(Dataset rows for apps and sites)
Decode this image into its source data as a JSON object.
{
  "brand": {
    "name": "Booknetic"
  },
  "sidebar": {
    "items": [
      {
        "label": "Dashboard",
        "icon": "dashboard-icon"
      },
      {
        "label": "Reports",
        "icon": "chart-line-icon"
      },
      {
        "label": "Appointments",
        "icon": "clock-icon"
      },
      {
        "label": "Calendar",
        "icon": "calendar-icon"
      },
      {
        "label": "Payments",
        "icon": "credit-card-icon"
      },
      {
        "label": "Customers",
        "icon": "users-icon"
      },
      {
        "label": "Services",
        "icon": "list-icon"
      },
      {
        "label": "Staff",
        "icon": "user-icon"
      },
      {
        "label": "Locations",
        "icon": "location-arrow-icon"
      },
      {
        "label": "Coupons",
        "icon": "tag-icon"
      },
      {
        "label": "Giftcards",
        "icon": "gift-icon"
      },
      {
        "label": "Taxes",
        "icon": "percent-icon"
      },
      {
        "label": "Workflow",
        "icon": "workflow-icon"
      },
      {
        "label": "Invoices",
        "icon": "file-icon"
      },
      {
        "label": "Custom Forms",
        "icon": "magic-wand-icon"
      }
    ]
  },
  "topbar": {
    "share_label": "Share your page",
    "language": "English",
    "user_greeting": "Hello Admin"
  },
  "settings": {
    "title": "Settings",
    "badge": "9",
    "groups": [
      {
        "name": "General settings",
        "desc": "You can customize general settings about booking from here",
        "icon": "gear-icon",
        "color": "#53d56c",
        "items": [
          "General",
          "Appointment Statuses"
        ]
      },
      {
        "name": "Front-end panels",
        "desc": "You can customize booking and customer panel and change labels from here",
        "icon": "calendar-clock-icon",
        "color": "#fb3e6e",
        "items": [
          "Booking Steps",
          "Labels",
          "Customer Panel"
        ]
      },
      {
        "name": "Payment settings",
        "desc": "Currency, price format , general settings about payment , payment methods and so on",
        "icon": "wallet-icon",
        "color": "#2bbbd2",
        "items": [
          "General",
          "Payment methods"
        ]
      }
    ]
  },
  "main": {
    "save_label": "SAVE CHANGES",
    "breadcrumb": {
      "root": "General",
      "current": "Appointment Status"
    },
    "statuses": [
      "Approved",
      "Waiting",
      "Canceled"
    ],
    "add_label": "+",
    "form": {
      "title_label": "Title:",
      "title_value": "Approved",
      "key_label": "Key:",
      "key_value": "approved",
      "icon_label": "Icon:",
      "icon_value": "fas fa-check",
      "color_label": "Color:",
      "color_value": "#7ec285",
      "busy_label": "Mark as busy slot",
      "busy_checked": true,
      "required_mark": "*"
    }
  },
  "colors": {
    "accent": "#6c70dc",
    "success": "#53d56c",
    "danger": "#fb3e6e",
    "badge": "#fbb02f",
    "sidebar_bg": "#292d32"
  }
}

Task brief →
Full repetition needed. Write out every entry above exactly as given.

Solution to the problem →
Decode this image into its source data as a JSON object.
{
  "brand": {
    "name": "Booknetic"
  },
  "sidebar": {
    "items": [
      {
        "label": "Dashboard",
        "icon": "dashboard-icon"
      },
      {
        "label": "Reports",
        "icon": "chart-line-icon"
      },
      {
        "label": "Appointments",
        "icon": "clock-icon"
      },
      {
        "label": "Calendar",
        "icon": "calendar-icon"
      },
      {
        "label": "Payments",
        "icon": "credit-card-icon"
      },
      {
        "label": "Customers",
        "icon": "users-icon"
      },
      {
        "label": "Services",
        "icon": "list-icon"
      },
      {
        "label": "Staff",
        "icon": "user-icon"
      },
      {
        "label": "Locations",
        "icon": "location-arrow-icon"
      },
      {
        "label": "Coupons",
        "icon": "tag-icon"
      },
      {
        "label": "Giftcards",
        "icon": "gift-icon"
      },
      {
        "label": "Taxes",
        "icon": "percent-icon"
      },
      {
        "label": "Workflow",
        "icon": "workflow-icon"
      },
      {
        "label": "Invoices",
        "icon": "file-icon"
      },
      {
        "label": "Custom Forms",
        "icon": "magic-wand-icon"
      }
    ]
  },
  "topbar": {
    "share_label": "Share your page",
    "language": "English",
    "user_greeting": "Hello Admin"
  },
  "settings": {
    "title": "Settings",
    "badge": "9",
    "groups": [
      {
        "name": "General settings",
        "desc": "You can customize general settings about booking from here",
        "icon": "gear-icon",
        "color": "#53d56c",
        "items": [
          "General",
          "Appointment Statuses"
        ]
      },
      {
        "name": "Front-end panels",
        "desc": "You can customize booking and customer panel and change labels from here",
        "icon": "calendar-clock-icon",
        "color": "#fb3e6e",
        "items": [
          "Booking Steps",
          "Labels",
          "Customer Panel"
        ]
      },
      {
        "name": "Payment settings",
        "desc": "Currency, price format , general settings about payment , payment methods and so on",
        "icon": "wallet-icon",
        "color": "#2bbbd2",
        "items": [
          "General",
          "Payment methods"
        ]
      }
    ]
  },
  "main": {
    "save_label": "SAVE CHANGES",
    "breadcrumb": {
      "root": "General",
      "current": "Appointment Status"
    },
    "statuses": [
      "Approved",
      "Waiting",
      "Canceled"
    ],
    "add_label": "+",
    "form": {
      "title_label": "Title:",
      "title_value": "Approved",
      "key_label": "Key:",
      "key_value": "approved",
      "icon_label": "Icon:",
      "icon_value": "fas fa-check",
      "color_label": "Color:",
      "color_value": "#7ec285",
      "busy_label": "Mark as busy slot",
      "busy_checked": true,
      "required_mark": "*"
    }
  },
  "colors": {
    "accent": "#6c70dc",
    "success": "#53d56c",
    "danger": "#fb3e6e",
    "badge": "#fbb02f",
    "sidebar_bg": "#292d32"
  }
}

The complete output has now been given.